= What you have to do =
Restate the entries word for word and skip every image.

Records for this exercise Start Marker

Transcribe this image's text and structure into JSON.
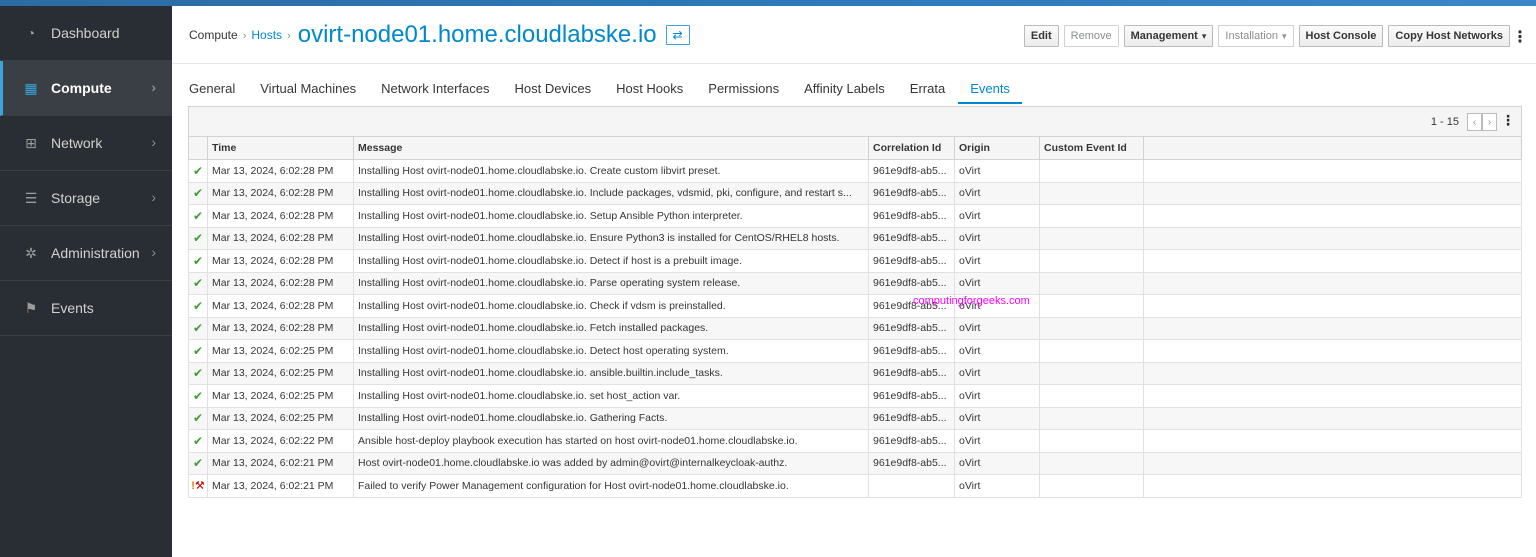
{
  "sidebar": {
    "items": [
      {
        "label": "Dashboard",
        "icon": "dashboard-icon",
        "active": false,
        "chevron": false
      },
      {
        "label": "Compute",
        "icon": "compute-icon",
        "active": true,
        "chevron": true
      },
      {
        "label": "Network",
        "icon": "network-icon",
        "active": false,
        "chevron": true
      },
      {
        "label": "Storage",
        "icon": "storage-icon",
        "active": false,
        "chevron": true
      },
      {
        "label": "Administration",
        "icon": "gear-icon",
        "active": false,
        "chevron": true
      },
      {
        "label": "Events",
        "icon": "flag-icon",
        "active": false,
        "chevron": false
      }
    ]
  },
  "header": {
    "breadcrumb_root": "Compute",
    "breadcrumb_sep": "›",
    "breadcrumb_link": "Hosts",
    "title": "ovirt-node01.home.cloudlabske.io",
    "swap_icon": "⇄",
    "buttons": {
      "edit": "Edit",
      "remove": "Remove",
      "management": "Management",
      "installation": "Installation",
      "host_console": "Host Console",
      "copy_host_networks": "Copy Host Networks"
    }
  },
  "tabs": [
    "General",
    "Virtual Machines",
    "Network Interfaces",
    "Host Devices",
    "Host Hooks",
    "Permissions",
    "Affinity Labels",
    "Errata",
    "Events"
  ],
  "active_tab": "Events",
  "pager": {
    "range": "1 - 15"
  },
  "table": {
    "columns": [
      "",
      "Time",
      "Message",
      "Correlation Id",
      "Origin",
      "Custom Event Id",
      ""
    ],
    "rows": [
      {
        "status": "ok",
        "time": "Mar 13, 2024, 6:02:28 PM",
        "message": "Installing Host ovirt-node01.home.cloudlabske.io. Create custom libvirt preset.",
        "correlation": "961e9df8-ab5...",
        "origin": "oVirt",
        "custom": ""
      },
      {
        "status": "ok",
        "time": "Mar 13, 2024, 6:02:28 PM",
        "message": "Installing Host ovirt-node01.home.cloudlabske.io. Include packages, vdsmid, pki, configure, and restart s...",
        "correlation": "961e9df8-ab5...",
        "origin": "oVirt",
        "custom": ""
      },
      {
        "status": "ok",
        "time": "Mar 13, 2024, 6:02:28 PM",
        "message": "Installing Host ovirt-node01.home.cloudlabske.io. Setup Ansible Python interpreter.",
        "correlation": "961e9df8-ab5...",
        "origin": "oVirt",
        "custom": ""
      },
      {
        "status": "ok",
        "time": "Mar 13, 2024, 6:02:28 PM",
        "message": "Installing Host ovirt-node01.home.cloudlabske.io. Ensure Python3 is installed for CentOS/RHEL8 hosts.",
        "correlation": "961e9df8-ab5...",
        "origin": "oVirt",
        "custom": ""
      },
      {
        "status": "ok",
        "time": "Mar 13, 2024, 6:02:28 PM",
        "message": "Installing Host ovirt-node01.home.cloudlabske.io. Detect if host is a prebuilt image.",
        "correlation": "961e9df8-ab5...",
        "origin": "oVirt",
        "custom": ""
      },
      {
        "status": "ok",
        "time": "Mar 13, 2024, 6:02:28 PM",
        "message": "Installing Host ovirt-node01.home.cloudlabske.io. Parse operating system release.",
        "correlation": "961e9df8-ab5...",
        "origin": "oVirt",
        "custom": ""
      },
      {
        "status": "ok",
        "time": "Mar 13, 2024, 6:02:28 PM",
        "message": "Installing Host ovirt-node01.home.cloudlabske.io. Check if vdsm is preinstalled.",
        "correlation": "961e9df8-ab5...",
        "origin": "oVirt",
        "custom": ""
      },
      {
        "status": "ok",
        "time": "Mar 13, 2024, 6:02:28 PM",
        "message": "Installing Host ovirt-node01.home.cloudlabske.io. Fetch installed packages.",
        "correlation": "961e9df8-ab5...",
        "origin": "oVirt",
        "custom": ""
      },
      {
        "status": "ok",
        "time": "Mar 13, 2024, 6:02:25 PM",
        "message": "Installing Host ovirt-node01.home.cloudlabske.io. Detect host operating system.",
        "correlation": "961e9df8-ab5...",
        "origin": "oVirt",
        "custom": ""
      },
      {
        "status": "ok",
        "time": "Mar 13, 2024, 6:02:25 PM",
        "message": "Installing Host ovirt-node01.home.cloudlabske.io. ansible.builtin.include_tasks.",
        "correlation": "961e9df8-ab5...",
        "origin": "oVirt",
        "custom": ""
      },
      {
        "status": "ok",
        "time": "Mar 13, 2024, 6:02:25 PM",
        "message": "Installing Host ovirt-node01.home.cloudlabske.io. set host_action var.",
        "correlation": "961e9df8-ab5...",
        "origin": "oVirt",
        "custom": ""
      },
      {
        "status": "ok",
        "time": "Mar 13, 2024, 6:02:25 PM",
        "message": "Installing Host ovirt-node01.home.cloudlabske.io. Gathering Facts.",
        "correlation": "961e9df8-ab5...",
        "origin": "oVirt",
        "custom": ""
      },
      {
        "status": "ok",
        "time": "Mar 13, 2024, 6:02:22 PM",
        "message": "Ansible host-deploy playbook execution has started on host ovirt-node01.home.cloudlabske.io.",
        "correlation": "961e9df8-ab5...",
        "origin": "oVirt",
        "custom": ""
      },
      {
        "status": "ok",
        "time": "Mar 13, 2024, 6:02:21 PM",
        "message": "Host ovirt-node01.home.cloudlabske.io was added by admin@ovirt@internalkeycloak-authz.",
        "correlation": "961e9df8-ab5...",
        "origin": "oVirt",
        "custom": ""
      },
      {
        "status": "warning",
        "time": "Mar 13, 2024, 6:02:21 PM",
        "message": "Failed to verify Power Management configuration for Host ovirt-node01.home.cloudlabske.io.",
        "correlation": "",
        "origin": "oVirt",
        "custom": ""
      }
    ]
  },
  "watermark": "computingforgeeks.com",
  "colors": {
    "accent": "#0088ce",
    "sidebar": "#292e34",
    "ok": "#3f9c35",
    "warn": "#ec7a08"
  }
}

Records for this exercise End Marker

= Response area =
Transcribe this image's text and structure into JSON.
{
  "sidebar": {
    "items": [
      {
        "label": "Dashboard",
        "icon": "dashboard-icon",
        "active": false,
        "chevron": false
      },
      {
        "label": "Compute",
        "icon": "compute-icon",
        "active": true,
        "chevron": true
      },
      {
        "label": "Network",
        "icon": "network-icon",
        "active": false,
        "chevron": true
      },
      {
        "label": "Storage",
        "icon": "storage-icon",
        "active": false,
        "chevron": true
      },
      {
        "label": "Administration",
        "icon": "gear-icon",
        "active": false,
        "chevron": true
      },
      {
        "label": "Events",
        "icon": "flag-icon",
        "active": false,
        "chevron": false
      }
    ]
  },
  "header": {
    "breadcrumb_root": "Compute",
    "breadcrumb_sep": "›",
    "breadcrumb_link": "Hosts",
    "title": "ovirt-node01.home.cloudlabske.io",
    "swap_icon": "⇄",
    "buttons": {
      "edit": "Edit",
      "remove": "Remove",
      "management": "Management",
      "installation": "Installation",
      "host_console": "Host Console",
      "copy_host_networks": "Copy Host Networks"
    }
  },
  "tabs": [
    "General",
    "Virtual Machines",
    "Network Interfaces",
    "Host Devices",
    "Host Hooks",
    "Permissions",
    "Affinity Labels",
    "Errata",
    "Events"
  ],
  "active_tab": "Events",
  "pager": {
    "range": "1 - 15"
  },
  "table": {
    "columns": [
      "",
      "Time",
      "Message",
      "Correlation Id",
      "Origin",
      "Custom Event Id",
      ""
    ],
    "rows": [
      {
        "status": "ok",
        "time": "Mar 13, 2024, 6:02:28 PM",
        "message": "Installing Host ovirt-node01.home.cloudlabske.io. Create custom libvirt preset.",
        "correlation": "961e9df8-ab5...",
        "origin": "oVirt",
        "custom": ""
      },
      {
        "status": "ok",
        "time": "Mar 13, 2024, 6:02:28 PM",
        "message": "Installing Host ovirt-node01.home.cloudlabske.io. Include packages, vdsmid, pki, configure, and restart s...",
        "correlation": "961e9df8-ab5...",
        "origin": "oVirt",
        "custom": ""
      },
      {
        "status": "ok",
        "time": "Mar 13, 2024, 6:02:28 PM",
        "message": "Installing Host ovirt-node01.home.cloudlabske.io. Setup Ansible Python interpreter.",
        "correlation": "961e9df8-ab5...",
        "origin": "oVirt",
        "custom": ""
      },
      {
        "status": "ok",
        "time": "Mar 13, 2024, 6:02:28 PM",
        "message": "Installing Host ovirt-node01.home.cloudlabske.io. Ensure Python3 is installed for CentOS/RHEL8 hosts.",
        "correlation": "961e9df8-ab5...",
        "origin": "oVirt",
        "custom": ""
      },
      {
        "status": "ok",
        "time": "Mar 13, 2024, 6:02:28 PM",
        "message": "Installing Host ovirt-node01.home.cloudlabske.io. Detect if host is a prebuilt image.",
        "correlation": "961e9df8-ab5...",
        "origin": "oVirt",
        "custom": ""
      },
      {
        "status": "ok",
        "time": "Mar 13, 2024, 6:02:28 PM",
        "message": "Installing Host ovirt-node01.home.cloudlabske.io. Parse operating system release.",
        "correlation": "961e9df8-ab5...",
        "origin": "oVirt",
        "custom": ""
      },
      {
        "status": "ok",
        "time": "Mar 13, 2024, 6:02:28 PM",
        "message": "Installing Host ovirt-node01.home.cloudlabske.io. Check if vdsm is preinstalled.",
        "correlation": "961e9df8-ab5...",
        "origin": "oVirt",
        "custom": ""
      },
      {
        "status": "ok",
        "time": "Mar 13, 2024, 6:02:28 PM",
        "message": "Installing Host ovirt-node01.home.cloudlabske.io. Fetch installed packages.",
        "correlation": "961e9df8-ab5...",
        "origin": "oVirt",
        "custom": ""
      },
      {
        "status": "ok",
        "time": "Mar 13, 2024, 6:02:25 PM",
        "message": "Installing Host ovirt-node01.home.cloudlabske.io. Detect host operating system.",
        "correlation": "961e9df8-ab5...",
        "origin": "oVirt",
        "custom": ""
      },
      {
        "status": "ok",
        "time": "Mar 13, 2024, 6:02:25 PM",
        "message": "Installing Host ovirt-node01.home.cloudlabske.io. ansible.builtin.include_tasks.",
        "correlation": "961e9df8-ab5...",
        "origin": "oVirt",
        "custom": ""
      },
      {
        "status": "ok",
        "time": "Mar 13, 2024, 6:02:25 PM",
        "message": "Installing Host ovirt-node01.home.cloudlabske.io. set host_action var.",
        "correlation": "961e9df8-ab5...",
        "origin": "oVirt",
        "custom": ""
      },
      {
        "status": "ok",
        "time": "Mar 13, 2024, 6:02:25 PM",
        "message": "Installing Host ovirt-node01.home.cloudlabske.io. Gathering Facts.",
        "correlation": "961e9df8-ab5...",
        "origin": "oVirt",
        "custom": ""
      },
      {
        "status": "ok",
        "time": "Mar 13, 2024, 6:02:22 PM",
        "message": "Ansible host-deploy playbook execution has started on host ovirt-node01.home.cloudlabske.io.",
        "correlation": "961e9df8-ab5...",
        "origin": "oVirt",
        "custom": ""
      },
      {
        "status": "ok",
        "time": "Mar 13, 2024, 6:02:21 PM",
        "message": "Host ovirt-node01.home.cloudlabske.io was added by admin@ovirt@internalkeycloak-authz.",
        "correlation": "961e9df8-ab5...",
        "origin": "oVirt",
        "custom": ""
      },
      {
        "status": "warning",
        "time": "Mar 13, 2024, 6:02:21 PM",
        "message": "Failed to verify Power Management configuration for Host ovirt-node01.home.cloudlabske.io.",
        "correlation": "",
        "origin": "oVirt",
        "custom": ""
      }
    ]
  },
  "watermark": "computingforgeeks.com",
  "colors": {
    "accent": "#0088ce",
    "sidebar": "#292e34",
    "ok": "#3f9c35",
    "warn": "#ec7a08"
  }
}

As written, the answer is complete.